Even more confounding though is Yelp's decision to acquire Qype. While Qype offers Yelp more content by bringing accounts and reviews of more overseas businesses, there is little value to the acquisition beyond that content. The move is strategically no different than if in the early 2000's MySpace announced that it would be acquiring Friendster in an attempt to acquire more accounts and content to compete with Facebook. More importantly, the move is in the opposite direction currently being taken by other internet companies like Yahoo and Facebook. As discussed above, both Facebook and Yahoo understand that in today's market, companies need to be acquiring technology and talent rather than content (since content will come when a company has the right technology and talent). It appears that since Yelp is unable to compete with the other companies for the technology and talent necessary to be successful, it has been relegated to settle for content acquisitions in an attempt to convince investors that it has a viable future as a standalone company.
The stock price spike generated by Yelp's pre-earnings announcement on October 24, 2012 completely evaporated after many investors had time to digest the information generated by the earnings reports of Yahoo, Facebook, along with the pre-earnings announcement from Yelp.
Some investors may decide to hold onto their position in Yelp until November 1, 2012 to hear what the company's management has to say on its quarterly earnings call.

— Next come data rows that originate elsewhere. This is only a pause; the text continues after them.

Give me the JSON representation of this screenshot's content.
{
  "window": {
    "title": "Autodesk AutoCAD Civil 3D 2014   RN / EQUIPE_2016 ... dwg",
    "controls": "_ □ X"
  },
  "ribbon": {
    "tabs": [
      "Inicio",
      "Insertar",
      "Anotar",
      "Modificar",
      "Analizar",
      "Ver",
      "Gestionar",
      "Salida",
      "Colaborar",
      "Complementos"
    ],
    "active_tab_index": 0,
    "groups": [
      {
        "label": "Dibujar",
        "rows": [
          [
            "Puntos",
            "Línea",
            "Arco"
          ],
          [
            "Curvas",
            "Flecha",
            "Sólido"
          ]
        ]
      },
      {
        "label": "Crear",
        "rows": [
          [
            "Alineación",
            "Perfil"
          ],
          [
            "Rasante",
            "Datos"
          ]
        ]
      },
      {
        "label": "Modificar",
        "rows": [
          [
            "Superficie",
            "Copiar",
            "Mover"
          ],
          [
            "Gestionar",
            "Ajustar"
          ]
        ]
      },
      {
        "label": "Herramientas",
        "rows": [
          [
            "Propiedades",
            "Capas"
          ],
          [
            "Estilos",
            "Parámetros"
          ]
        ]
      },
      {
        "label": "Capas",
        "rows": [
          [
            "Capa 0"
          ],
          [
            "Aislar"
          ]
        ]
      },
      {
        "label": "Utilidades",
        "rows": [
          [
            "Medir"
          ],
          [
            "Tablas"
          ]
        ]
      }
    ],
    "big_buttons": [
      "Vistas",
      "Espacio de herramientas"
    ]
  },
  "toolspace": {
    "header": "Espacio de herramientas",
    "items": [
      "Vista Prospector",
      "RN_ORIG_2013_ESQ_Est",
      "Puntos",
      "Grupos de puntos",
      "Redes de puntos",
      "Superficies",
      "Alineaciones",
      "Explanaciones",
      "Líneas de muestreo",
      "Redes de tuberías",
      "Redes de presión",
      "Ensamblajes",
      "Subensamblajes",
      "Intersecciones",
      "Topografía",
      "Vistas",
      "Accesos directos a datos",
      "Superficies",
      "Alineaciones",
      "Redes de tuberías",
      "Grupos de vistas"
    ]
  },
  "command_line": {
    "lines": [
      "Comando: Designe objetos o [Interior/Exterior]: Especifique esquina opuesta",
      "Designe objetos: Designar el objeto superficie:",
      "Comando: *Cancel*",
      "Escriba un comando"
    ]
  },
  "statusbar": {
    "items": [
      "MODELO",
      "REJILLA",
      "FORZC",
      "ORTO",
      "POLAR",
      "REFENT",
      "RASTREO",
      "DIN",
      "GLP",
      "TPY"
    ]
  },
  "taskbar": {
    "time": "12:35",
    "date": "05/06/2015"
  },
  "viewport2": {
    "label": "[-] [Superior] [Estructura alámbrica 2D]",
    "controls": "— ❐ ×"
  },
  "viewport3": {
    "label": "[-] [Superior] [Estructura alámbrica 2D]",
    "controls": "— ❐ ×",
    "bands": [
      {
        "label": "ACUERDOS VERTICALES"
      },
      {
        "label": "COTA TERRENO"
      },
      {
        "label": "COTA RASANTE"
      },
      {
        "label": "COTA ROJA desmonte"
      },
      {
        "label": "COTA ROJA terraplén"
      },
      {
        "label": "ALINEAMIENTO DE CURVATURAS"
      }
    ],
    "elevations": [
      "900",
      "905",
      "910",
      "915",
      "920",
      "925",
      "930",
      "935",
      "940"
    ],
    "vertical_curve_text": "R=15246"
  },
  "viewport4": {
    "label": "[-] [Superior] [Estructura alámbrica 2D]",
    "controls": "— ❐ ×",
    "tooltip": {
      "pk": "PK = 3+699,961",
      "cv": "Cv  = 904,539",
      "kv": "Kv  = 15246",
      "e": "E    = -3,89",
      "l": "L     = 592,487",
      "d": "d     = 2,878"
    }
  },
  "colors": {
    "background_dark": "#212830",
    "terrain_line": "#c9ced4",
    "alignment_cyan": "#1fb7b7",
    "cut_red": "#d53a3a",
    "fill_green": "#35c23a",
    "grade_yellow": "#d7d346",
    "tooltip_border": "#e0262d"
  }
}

They may be clinging to the hope that the future of Yelp, after four straight quarters of unprofitability, will hinge on information to be provided during that call. Those investors should be wary though, because not only must those answers be good, they must be believable. Of course some Yelp shareholders, like Jeremy Stoppleman (Yelp's CEO), and Geoffrey Donaker (Yelp's COO), seem to have realized that bubbles swell before they burst and have timed (as seen here and here) their exit points appropriately.

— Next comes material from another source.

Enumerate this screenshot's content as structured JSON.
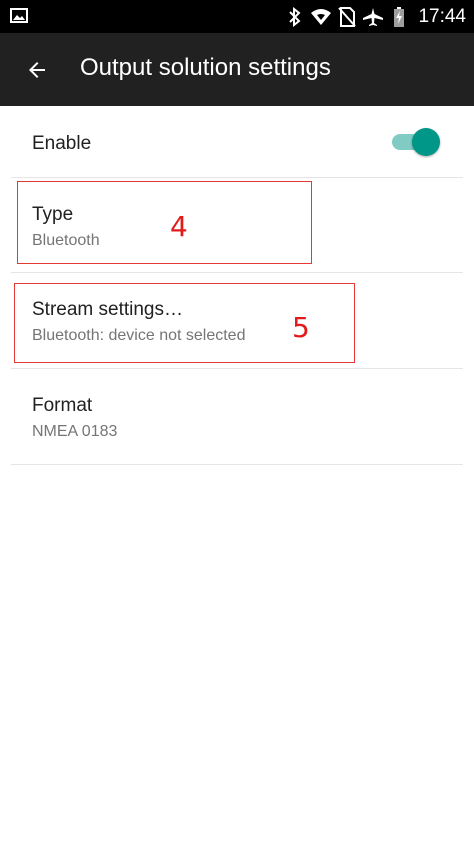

And of course for all of the rest of those looking to make money off of Yelp, it appears that the company is willing to pay millions to acquire other online review sites. Those with the right kind of gumption to start their own business might find this as an attractive alternative. Remember though, for those who choose to go this route, when closing the deal with Yelp, make sure the sale is consummated with all cash and no stock.
Disclosure: I am short YELP. I wrote this article myself, and it expresses my own opinions. I am not receiving compensation for it (other than from Seeking Alpha). I have no business relationship with any company whose stock is mentioned in this article.
Additional disclosure: I am long Yelp puts without any position in the underlying equity, meaning that I have a negative outlook on the company. Nothing in this article should be construed as legal advice and all the information represents the sole opinion of the author.